▶ DATASET RECORDS
━━━

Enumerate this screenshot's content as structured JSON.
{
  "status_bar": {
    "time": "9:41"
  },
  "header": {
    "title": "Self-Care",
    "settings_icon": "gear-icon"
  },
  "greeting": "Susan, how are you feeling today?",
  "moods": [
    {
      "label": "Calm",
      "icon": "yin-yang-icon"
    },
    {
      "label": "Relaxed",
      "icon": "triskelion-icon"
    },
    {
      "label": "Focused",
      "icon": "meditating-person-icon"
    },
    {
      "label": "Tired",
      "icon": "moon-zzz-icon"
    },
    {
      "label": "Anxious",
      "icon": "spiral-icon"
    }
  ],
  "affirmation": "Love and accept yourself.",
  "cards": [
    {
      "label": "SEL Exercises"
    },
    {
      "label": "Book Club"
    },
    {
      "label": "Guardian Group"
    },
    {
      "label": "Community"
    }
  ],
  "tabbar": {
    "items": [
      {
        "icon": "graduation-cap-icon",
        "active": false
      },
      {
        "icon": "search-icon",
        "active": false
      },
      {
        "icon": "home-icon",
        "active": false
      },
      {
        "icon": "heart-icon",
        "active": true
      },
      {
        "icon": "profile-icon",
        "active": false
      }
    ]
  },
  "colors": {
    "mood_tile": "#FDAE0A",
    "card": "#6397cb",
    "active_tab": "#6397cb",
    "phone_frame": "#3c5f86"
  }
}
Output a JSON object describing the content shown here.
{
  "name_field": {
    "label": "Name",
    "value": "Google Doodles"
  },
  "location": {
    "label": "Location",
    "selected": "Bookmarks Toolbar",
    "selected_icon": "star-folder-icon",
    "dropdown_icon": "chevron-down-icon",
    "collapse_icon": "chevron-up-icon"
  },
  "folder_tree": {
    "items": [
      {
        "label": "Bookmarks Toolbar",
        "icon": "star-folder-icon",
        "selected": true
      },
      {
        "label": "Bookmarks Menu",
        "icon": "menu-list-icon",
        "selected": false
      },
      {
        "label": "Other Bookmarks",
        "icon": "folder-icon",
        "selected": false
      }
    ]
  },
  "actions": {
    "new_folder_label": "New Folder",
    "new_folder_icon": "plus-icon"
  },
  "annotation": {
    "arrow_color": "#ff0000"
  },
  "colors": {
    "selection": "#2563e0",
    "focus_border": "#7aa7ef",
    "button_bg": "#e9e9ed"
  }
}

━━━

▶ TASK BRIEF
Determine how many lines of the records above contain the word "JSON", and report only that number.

▶ SOLUTION TO THIS PROBLEM
2